--- DATA IN THIS EXERCISE Enclosed Below ---
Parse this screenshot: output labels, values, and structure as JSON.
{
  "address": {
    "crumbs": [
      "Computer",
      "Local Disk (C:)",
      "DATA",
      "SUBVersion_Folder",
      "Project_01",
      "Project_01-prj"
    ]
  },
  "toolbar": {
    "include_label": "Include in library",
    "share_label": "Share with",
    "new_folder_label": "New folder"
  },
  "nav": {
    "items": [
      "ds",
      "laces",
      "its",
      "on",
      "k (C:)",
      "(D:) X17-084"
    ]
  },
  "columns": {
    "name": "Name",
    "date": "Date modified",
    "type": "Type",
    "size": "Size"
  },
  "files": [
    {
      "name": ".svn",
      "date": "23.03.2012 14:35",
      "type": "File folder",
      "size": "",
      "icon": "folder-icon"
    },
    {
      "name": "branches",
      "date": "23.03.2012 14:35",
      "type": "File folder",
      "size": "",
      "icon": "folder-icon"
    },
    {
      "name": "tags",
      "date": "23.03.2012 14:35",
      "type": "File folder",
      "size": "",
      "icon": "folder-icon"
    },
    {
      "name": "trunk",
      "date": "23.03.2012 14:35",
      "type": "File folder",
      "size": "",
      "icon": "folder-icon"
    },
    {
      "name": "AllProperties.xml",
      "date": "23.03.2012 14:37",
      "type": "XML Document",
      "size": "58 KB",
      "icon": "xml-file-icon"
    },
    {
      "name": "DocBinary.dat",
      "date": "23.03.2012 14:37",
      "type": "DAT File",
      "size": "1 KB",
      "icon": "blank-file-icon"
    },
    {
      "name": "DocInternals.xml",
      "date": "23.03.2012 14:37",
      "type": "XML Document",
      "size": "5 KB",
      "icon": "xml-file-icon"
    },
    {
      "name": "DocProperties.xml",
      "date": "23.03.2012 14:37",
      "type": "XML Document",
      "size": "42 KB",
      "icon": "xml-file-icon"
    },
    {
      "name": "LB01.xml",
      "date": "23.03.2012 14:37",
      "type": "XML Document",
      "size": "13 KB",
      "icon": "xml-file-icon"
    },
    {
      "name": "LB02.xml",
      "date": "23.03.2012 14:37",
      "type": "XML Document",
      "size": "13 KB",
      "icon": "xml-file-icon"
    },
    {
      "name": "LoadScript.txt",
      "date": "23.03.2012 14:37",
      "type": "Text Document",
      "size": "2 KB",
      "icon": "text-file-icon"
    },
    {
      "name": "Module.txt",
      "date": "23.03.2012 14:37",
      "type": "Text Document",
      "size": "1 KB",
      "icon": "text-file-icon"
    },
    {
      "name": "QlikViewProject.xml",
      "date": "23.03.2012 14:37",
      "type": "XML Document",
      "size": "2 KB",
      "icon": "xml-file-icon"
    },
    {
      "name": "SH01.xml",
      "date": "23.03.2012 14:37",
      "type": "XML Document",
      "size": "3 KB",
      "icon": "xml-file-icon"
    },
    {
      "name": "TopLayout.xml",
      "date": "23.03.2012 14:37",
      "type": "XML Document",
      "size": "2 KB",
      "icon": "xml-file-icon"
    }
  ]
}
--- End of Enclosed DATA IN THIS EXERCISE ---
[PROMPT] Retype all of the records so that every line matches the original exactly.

[OUTPUT]
Parse this screenshot: output labels, values, and structure as JSON.
{
  "address": {
    "crumbs": [
      "Computer",
      "Local Disk (C:)",
      "DATA",
      "SUBVersion_Folder",
      "Project_01",
      "Project_01-prj"
    ]
  },
  "toolbar": {
    "include_label": "Include in library",
    "share_label": "Share with",
    "new_folder_label": "New folder"
  },
  "nav": {
    "items": [
      "ds",
      "laces",
      "its",
      "on",
      "k (C:)",
      "(D:) X17-084"
    ]
  },
  "columns": {
    "name": "Name",
    "date": "Date modified",
    "type": "Type",
    "size": "Size"
  },
  "files": [
    {
      "name": ".svn",
      "date": "23.03.2012 14:35",
      "type": "File folder",
      "size": "",
      "icon": "folder-icon"
    },
    {
      "name": "branches",
      "date": "23.03.2012 14:35",
      "type": "File folder",
      "size": "",
      "icon": "folder-icon"
    },
    {
      "name": "tags",
      "date": "23.03.2012 14:35",
      "type": "File folder",
      "size": "",
      "icon": "folder-icon"
    },
    {
      "name": "trunk",
      "date": "23.03.2012 14:35",
      "type": "File folder",
      "size": "",
      "icon": "folder-icon"
    },
    {
      "name": "AllProperties.xml",
      "date": "23.03.2012 14:37",
      "type": "XML Document",
      "size": "58 KB",
      "icon": "xml-file-icon"
    },
    {
      "name": "DocBinary.dat",
      "date": "23.03.2012 14:37",
      "type": "DAT File",
      "size": "1 KB",
      "icon": "blank-file-icon"
    },
    {
      "name": "DocInternals.xml",
      "date": "23.03.2012 14:37",
      "type": "XML Document",
      "size": "5 KB",
      "icon": "xml-file-icon"
    },
    {
      "name": "DocProperties.xml",
      "date": "23.03.2012 14:37",
      "type": "XML Document",
      "size": "42 KB",
      "icon": "xml-file-icon"
    },
    {
      "name": "LB01.xml",
      "date": "23.03.2012 14:37",
      "type": "XML Document",
      "size": "13 KB",
      "icon": "xml-file-icon"
    },
    {
      "name": "LB02.xml",
      "date": "23.03.2012 14:37",
      "type": "XML Document",
      "size": "13 KB",
      "icon": "xml-file-icon"
    },
    {
      "name": "LoadScript.txt",
      "date": "23.03.2012 14:37",
      "type": "Text Document",
      "size": "2 KB",
      "icon": "text-file-icon"
    },
    {
      "name": "Module.txt",
      "date": "23.03.2012 14:37",
      "type": "Text Document",
      "size": "1 KB",
      "icon": "text-file-icon"
    },
    {
      "name": "QlikViewProject.xml",
      "date": "23.03.2012 14:37",
      "type": "XML Document",
      "size": "2 KB",
      "icon": "xml-file-icon"
    },
    {
      "name": "SH01.xml",
      "date": "23.03.2012 14:37",
      "type": "XML Document",
      "size": "3 KB",
      "icon": "xml-file-icon"
    },
    {
      "name": "TopLayout.xml",
      "date": "23.03.2012 14:37",
      "type": "XML Document",
      "size": "2 KB",
      "icon": "xml-file-icon"
    }
  ]
}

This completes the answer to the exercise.